It added that: “Recent mass die-offs of farmed salmon, such as the death of millions of fish in Northern Harvest’s pens in Fortune Bay, have indicated the need for proper environmental assessments of these projects. Today’s ruling is a positive step towards closing a regulatory loophole in environmental assessments of fishing farming projects in the Province”.
Mowi spokesperson Jason Card told SalmonBusiness that The hatchery in question is an existing hatchery that is already licensed, is currently in operation and has been operating for years.
“Our plan is to upgrade the facility, and also enhance its capacity to produce smolt. Our project was registered for an Environmental Assessment so we could proceed, and after reviewing our submission, the Minister of Municipal Affairs and Environment released the project from further environmental assessment,” he said.

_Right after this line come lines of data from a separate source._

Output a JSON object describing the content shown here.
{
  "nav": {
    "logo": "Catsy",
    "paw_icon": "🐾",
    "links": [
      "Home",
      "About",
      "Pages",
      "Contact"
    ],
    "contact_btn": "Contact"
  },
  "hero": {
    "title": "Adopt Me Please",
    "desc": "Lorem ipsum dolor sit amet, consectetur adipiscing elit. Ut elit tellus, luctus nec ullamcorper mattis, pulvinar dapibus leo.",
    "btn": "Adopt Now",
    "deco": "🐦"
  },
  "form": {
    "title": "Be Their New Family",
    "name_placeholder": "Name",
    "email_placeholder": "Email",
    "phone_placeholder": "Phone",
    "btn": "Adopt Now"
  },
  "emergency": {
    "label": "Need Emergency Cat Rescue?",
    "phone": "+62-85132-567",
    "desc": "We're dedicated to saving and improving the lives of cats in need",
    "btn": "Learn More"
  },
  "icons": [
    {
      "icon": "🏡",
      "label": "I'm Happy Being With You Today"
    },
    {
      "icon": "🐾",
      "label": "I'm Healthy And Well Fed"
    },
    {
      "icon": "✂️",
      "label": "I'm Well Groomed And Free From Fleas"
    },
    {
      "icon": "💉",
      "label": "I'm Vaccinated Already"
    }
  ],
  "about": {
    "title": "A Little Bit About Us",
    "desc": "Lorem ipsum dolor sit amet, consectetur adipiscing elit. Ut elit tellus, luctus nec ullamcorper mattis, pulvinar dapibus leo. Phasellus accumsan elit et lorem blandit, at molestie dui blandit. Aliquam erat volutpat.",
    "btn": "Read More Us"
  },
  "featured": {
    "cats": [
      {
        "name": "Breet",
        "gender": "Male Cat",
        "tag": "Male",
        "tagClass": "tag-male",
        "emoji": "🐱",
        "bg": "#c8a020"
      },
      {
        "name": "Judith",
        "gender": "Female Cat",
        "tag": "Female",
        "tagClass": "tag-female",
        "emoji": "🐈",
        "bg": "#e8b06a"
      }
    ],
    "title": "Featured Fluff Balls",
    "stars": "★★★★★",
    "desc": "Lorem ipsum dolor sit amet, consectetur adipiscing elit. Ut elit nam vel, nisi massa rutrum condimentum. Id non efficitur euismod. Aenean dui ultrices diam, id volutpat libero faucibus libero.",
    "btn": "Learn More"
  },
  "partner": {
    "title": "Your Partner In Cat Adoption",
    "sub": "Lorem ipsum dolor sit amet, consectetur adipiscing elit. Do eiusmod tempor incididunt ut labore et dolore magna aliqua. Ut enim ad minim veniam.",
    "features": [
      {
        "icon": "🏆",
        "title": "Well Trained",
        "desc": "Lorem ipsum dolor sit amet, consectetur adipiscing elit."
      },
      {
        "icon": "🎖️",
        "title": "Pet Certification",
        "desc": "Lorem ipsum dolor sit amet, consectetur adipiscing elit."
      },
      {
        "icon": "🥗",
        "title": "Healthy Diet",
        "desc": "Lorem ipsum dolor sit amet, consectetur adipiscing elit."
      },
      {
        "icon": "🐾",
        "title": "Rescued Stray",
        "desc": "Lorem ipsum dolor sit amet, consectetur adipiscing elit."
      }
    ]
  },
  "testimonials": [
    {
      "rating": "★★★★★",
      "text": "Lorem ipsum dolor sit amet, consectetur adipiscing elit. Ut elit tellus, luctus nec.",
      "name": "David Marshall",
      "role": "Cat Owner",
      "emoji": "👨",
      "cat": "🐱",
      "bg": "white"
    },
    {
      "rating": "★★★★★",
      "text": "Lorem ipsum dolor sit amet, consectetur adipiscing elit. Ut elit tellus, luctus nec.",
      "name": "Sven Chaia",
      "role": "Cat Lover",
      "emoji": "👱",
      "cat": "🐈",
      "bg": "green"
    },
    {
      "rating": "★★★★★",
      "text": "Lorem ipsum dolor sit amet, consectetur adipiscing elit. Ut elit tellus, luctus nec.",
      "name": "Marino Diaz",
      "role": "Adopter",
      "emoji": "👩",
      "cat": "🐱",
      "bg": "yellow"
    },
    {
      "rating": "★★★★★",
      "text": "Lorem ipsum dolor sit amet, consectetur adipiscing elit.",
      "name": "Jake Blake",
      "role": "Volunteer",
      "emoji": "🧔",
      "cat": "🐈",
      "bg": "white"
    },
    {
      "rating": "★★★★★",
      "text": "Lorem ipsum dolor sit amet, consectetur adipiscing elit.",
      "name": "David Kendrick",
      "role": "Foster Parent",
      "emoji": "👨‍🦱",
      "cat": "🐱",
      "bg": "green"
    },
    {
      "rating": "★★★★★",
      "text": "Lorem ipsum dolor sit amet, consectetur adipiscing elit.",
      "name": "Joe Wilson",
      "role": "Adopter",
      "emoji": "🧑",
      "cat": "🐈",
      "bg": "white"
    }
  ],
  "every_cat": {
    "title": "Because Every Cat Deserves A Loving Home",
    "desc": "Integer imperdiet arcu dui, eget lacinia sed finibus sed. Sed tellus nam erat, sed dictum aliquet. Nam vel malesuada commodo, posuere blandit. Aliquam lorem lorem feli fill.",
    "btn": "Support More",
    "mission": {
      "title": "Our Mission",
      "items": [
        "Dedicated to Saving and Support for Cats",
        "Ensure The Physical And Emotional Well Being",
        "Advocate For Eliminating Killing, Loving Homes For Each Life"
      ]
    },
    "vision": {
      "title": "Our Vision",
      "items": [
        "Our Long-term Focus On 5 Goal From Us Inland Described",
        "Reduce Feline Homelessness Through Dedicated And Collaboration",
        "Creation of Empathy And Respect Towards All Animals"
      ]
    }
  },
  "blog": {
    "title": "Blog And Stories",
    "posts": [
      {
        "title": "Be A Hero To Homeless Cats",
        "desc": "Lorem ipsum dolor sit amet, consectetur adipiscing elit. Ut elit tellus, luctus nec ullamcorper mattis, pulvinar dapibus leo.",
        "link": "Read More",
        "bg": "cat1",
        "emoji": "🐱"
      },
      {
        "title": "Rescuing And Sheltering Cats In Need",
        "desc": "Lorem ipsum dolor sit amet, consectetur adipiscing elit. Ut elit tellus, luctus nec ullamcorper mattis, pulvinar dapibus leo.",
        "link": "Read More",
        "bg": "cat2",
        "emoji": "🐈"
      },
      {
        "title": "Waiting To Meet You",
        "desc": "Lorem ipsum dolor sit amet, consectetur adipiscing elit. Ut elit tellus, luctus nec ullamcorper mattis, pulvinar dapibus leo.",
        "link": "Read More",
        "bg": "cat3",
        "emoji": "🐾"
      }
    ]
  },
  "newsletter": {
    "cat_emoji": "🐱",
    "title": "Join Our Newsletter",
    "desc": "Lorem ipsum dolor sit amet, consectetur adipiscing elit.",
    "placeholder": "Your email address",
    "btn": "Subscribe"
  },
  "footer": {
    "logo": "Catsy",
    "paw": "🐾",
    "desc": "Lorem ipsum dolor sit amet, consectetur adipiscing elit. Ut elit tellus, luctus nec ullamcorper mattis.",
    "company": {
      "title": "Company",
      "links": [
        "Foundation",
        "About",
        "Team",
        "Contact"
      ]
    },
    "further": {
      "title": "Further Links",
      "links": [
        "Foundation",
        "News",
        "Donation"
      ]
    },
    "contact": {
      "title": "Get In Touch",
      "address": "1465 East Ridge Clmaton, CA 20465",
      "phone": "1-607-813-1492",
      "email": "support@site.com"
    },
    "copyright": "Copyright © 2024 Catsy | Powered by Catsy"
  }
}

“Ecojustice challenged the Minister’s decision to release the project, and on February 27, a judge found in favour of their arguments. The judge’s decision simply requires the Minister to consider our proposal again, and then make a decision about any additional environmental assessment he will require. The judge’s decision did not involve any directive to stop the operation of hatchery located in Newfoundland, or any other operations based in the province. We await the Minister’s decision about next steps, and look forward to finally having clarity as to what we must do to satisfy all requirements to advance this sustainable multi-million dollar aquaculture project we have begun in Newfoundland and Labrador,” he added.